However one Economics undergraduate labelled the event an “incorrect departure point for a debate,” echoing concerns from a group of students that the former commissioner of police should not be given a platform to speak at the university.
In particular, protesters expressed resentment that the lecture implied an endorsement of Lord Blair by the university and a Facebook group was established to rally support for a protest march and communicate opposition.
Students were in full voice as they accumulated in Library Square to oppose the presence of Lord Blair, before marching across campus to the Brighton and Sussex Medical School.
They were met by staff from private security firms Alpha Guard and K9 who guarded the medical school ahead of Wednesday’s event, leaving attendees and protesters alike standing outdoors waiting for the arrival of the former police chief.
Second year Sociology student and protester Robbie Bryant said: “We want Sussex to stay the university it always has been with a good reputation for arts and humanities. We don’t want to sacrifice this for churning out heads of MI5.”
He branded it a regressive step for the university.
A spokesperson from the university said: “We maintain a policy of freedom of speech on the campus that is of absolutely fundamental importance to the nature of academic institutions. A small number of students suggested that we should cancel the lecture because some people might be offended by Lord Blair’s presence on campus.
“Such an approach would be directly at odds with this very important principle. The ‘critical analysis of contemporary issues’, which characterises what we are seeking to achieve with the Sussex Lectures, is certainly not aided by banning leading figures involved at the heart of contemporary issues from speaking on campus, whether one agrees with their views or not.”

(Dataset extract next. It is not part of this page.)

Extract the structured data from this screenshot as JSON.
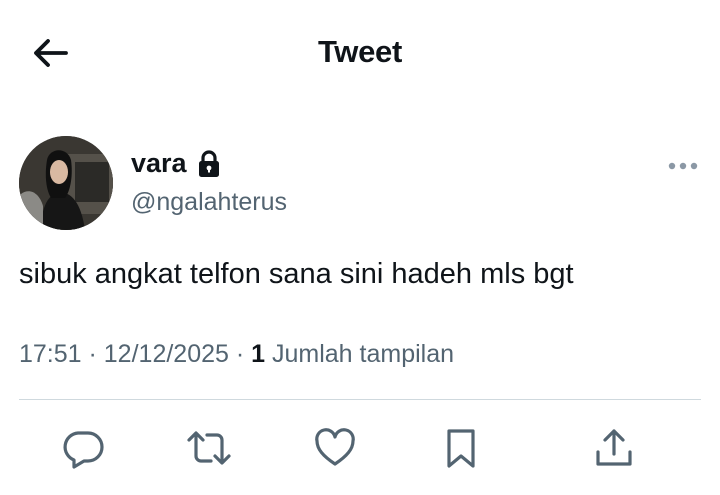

Protesters blocked the main entrance to the medical school to prevent access to the sold-out event, with organisers ushering attendees through an entrance to the rear of the building.
Protesters responded by blocking the back doors and engaging visitors in debate about the lecture. One university staff member who was unable to gain access said: “Debates with students about these issues should take place and the university is the place we should be hearing them. Everybody has a right to be heard.”
Disruption to the talk continued inside the Chowen lecture theatre, with protesters interrupting the opening words of the lecture to highlight the shooting of Jean Charles de Menezes and questioning the disproportionate use of ‘stop and search’ powers within ethic minority groups.
Lord Blair remained calm throughout chants of “Ian Blair, you’re not cool, get out of our medical school”, and microphone levels were raised to partially conceal the banging on the external lecture theatre doors.
Questions were invited from attendees following the lecture, with the audience calling on the retired head of the police to justify his substantial and well-publicised pension in the wake of job-losses and cuts to the police force.
He defended this as being a “personal matter” and something that he had consistently paid 11 percent of his salary into. Lord Blair also responded to the allegation that the police are seen as representing only a small sector of society with claims that a forum is needed to foster better links with the public. He said that only then may public confidence be won.
Outside, protesters continued their demonstration after security staff seized the battery from their megaphone. One student said: “It’s kind of disgraceful that they employed private security to police a student event on campus.” Asked about her impression, postgraduate law student Lara said: “He came across as thoughtful, experienced and moderate and I liked the fact that he referenced historical events as maybe many of the people protesting haven’t been around long enough to know about those events.”